And at the cross, as he bears our sin, God the Father turns his back on his Son, so that he might turn his face to you. And Jesus is overthrown instead of you. But what does he pray as they crucify him? Does he pray Jeremiah’s ‘Forgive not their iniquity’? No. ‘Father forgive them, they don’t know what they do.’ And rather than pray that our sins might not be blotted out, Jesus carried those sins, and he was blotted out. As John writes, ‘The blood of Jesus his Son cleanses us from all sin.’ And the wrath of God that Jeremiah wants to fall on the people, fell on the Son of God - so it never has to fall on us.
And God is the potter, and we’re the clay, and he has every right to treat us as Jeremiah prays.
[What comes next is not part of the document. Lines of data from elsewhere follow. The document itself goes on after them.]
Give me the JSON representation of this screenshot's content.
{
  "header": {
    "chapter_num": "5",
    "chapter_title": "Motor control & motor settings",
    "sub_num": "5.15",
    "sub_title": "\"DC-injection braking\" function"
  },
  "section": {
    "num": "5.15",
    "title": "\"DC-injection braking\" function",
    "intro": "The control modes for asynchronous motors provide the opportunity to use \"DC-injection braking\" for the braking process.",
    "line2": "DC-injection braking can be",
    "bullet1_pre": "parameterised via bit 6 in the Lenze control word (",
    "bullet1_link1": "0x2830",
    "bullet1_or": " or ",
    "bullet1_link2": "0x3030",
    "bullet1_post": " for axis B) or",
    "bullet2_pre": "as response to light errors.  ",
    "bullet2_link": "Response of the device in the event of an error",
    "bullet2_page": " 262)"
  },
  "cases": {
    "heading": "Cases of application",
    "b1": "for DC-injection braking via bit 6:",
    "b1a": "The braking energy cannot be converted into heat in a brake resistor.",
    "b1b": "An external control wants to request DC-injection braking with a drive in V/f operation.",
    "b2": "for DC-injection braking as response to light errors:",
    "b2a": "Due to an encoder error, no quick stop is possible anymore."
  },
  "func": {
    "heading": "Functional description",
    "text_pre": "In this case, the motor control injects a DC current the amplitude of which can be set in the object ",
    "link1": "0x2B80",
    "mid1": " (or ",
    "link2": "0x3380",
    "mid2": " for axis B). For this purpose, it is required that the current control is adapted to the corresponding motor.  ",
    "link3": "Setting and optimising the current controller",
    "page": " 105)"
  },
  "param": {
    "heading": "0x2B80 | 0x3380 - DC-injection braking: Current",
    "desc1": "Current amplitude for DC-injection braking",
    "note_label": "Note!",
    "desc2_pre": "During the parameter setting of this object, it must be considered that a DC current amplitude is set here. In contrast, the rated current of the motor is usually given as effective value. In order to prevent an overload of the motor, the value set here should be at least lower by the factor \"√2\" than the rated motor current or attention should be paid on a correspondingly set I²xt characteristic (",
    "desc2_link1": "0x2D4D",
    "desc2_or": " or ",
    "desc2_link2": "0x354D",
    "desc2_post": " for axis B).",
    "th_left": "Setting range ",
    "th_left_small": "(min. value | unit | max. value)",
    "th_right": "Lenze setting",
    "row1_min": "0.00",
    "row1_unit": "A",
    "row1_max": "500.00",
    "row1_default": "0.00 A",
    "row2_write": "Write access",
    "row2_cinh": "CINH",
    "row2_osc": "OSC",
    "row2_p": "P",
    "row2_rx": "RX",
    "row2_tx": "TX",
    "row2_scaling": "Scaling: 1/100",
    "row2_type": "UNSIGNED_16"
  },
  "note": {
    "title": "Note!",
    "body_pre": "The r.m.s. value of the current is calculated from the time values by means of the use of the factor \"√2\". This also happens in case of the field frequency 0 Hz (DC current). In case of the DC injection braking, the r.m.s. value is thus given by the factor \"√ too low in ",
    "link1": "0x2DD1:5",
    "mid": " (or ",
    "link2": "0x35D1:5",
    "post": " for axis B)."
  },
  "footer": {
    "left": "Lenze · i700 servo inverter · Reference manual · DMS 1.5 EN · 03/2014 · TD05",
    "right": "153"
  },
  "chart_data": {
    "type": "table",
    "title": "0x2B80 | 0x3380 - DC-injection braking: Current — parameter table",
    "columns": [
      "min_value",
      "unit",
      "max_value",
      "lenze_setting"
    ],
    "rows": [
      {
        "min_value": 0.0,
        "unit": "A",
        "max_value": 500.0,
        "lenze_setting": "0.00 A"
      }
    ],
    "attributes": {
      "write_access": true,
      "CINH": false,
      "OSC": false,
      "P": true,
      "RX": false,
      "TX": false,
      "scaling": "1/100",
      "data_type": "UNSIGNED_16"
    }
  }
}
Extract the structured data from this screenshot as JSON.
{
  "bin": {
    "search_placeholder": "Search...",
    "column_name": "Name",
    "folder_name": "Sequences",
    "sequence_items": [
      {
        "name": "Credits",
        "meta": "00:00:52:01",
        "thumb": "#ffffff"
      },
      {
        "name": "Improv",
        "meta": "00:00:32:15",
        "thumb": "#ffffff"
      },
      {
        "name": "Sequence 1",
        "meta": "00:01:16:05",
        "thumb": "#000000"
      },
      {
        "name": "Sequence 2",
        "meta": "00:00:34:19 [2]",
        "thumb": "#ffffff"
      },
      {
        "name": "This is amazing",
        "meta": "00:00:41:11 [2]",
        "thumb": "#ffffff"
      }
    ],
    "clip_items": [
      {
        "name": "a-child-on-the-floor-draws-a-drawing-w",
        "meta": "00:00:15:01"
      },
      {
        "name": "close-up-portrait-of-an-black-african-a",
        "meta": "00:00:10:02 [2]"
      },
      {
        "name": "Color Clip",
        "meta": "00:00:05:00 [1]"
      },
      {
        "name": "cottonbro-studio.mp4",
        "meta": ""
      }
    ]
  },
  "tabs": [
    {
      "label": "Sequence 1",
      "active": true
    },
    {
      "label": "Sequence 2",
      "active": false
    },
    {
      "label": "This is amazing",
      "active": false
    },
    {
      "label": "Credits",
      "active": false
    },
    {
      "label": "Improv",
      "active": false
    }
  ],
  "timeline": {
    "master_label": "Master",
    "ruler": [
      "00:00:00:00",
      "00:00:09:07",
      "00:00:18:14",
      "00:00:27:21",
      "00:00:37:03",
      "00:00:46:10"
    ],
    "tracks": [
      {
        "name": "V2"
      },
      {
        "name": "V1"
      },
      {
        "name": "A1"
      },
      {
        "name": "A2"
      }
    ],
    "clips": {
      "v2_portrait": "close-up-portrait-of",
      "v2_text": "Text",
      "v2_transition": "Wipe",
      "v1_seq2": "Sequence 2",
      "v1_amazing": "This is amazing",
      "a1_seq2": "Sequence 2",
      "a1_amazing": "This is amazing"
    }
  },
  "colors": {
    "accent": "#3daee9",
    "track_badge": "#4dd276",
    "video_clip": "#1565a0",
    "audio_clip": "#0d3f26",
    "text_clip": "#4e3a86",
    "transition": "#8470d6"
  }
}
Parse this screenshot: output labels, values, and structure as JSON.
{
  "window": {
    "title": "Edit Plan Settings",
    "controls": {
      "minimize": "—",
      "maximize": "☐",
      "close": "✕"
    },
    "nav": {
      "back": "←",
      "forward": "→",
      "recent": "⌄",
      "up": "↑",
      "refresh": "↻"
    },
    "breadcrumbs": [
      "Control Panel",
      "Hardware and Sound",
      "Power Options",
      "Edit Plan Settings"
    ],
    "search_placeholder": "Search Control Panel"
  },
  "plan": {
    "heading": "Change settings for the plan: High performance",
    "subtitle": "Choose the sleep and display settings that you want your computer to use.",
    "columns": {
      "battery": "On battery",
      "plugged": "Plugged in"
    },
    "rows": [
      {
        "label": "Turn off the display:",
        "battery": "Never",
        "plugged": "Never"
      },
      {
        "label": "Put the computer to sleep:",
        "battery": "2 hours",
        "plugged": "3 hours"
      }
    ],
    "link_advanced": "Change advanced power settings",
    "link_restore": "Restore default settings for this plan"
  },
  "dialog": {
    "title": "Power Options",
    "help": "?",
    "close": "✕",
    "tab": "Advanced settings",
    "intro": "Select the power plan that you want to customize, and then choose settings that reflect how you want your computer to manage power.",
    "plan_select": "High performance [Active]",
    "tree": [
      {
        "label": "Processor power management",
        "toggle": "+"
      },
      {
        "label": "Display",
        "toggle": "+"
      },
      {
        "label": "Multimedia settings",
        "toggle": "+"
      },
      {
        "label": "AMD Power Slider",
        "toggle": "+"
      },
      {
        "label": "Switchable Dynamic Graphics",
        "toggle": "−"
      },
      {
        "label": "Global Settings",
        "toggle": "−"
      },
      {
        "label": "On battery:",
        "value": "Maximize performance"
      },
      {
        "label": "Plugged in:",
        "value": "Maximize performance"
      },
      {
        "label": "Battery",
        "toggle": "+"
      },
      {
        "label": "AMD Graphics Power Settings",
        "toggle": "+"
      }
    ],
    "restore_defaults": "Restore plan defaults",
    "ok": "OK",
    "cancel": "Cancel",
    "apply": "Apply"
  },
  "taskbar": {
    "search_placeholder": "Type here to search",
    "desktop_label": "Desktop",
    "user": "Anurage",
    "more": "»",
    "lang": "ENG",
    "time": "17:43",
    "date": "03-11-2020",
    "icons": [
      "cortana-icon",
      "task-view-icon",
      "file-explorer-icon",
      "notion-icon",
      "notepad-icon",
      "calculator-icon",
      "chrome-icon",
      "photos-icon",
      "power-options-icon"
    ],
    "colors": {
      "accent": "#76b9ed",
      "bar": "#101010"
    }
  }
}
But he doesn’t. Instead Christ takes it all.
But he doesn’t only die for us. God raised him and now he lives to pray for us. Listen to Hebrews 7:25, ‘He is able to save to the uttermost those who draw near to God through him, since he always lives to make intercession for them.’
Those times you forget him, he’s praying for you. Those times when you’re tempted by idols and dead ends, he’s praying for you. Those times when you fall, and feel discouraged and empty - he’s praying for you. And those times when life is good and pride is rising, he’s praying for you.
And knowing Christ like this means you can yield to his hands. He loves you, he died for you, he prays for you, so as he moulds your life, as he tells you - ‘things need to change’ - you know he means good for you, and will give you the power to change. And when you’re tempted to drive down those dead ends you know his ways are better. Including the way you think of those who oppose you. As Jesus says, ‘Love your enemies and pray for those who persecute you’ (Matt 5:44). As Paul says in Romans 12, rather than taking revenge you can ‘leave it to the wrath of God’, you can leave it in his hands, because he’s the potter, you’re the clay. And instead of repaying evil with evil, you can ‘overcome evil with good.’ (Rom 12:21).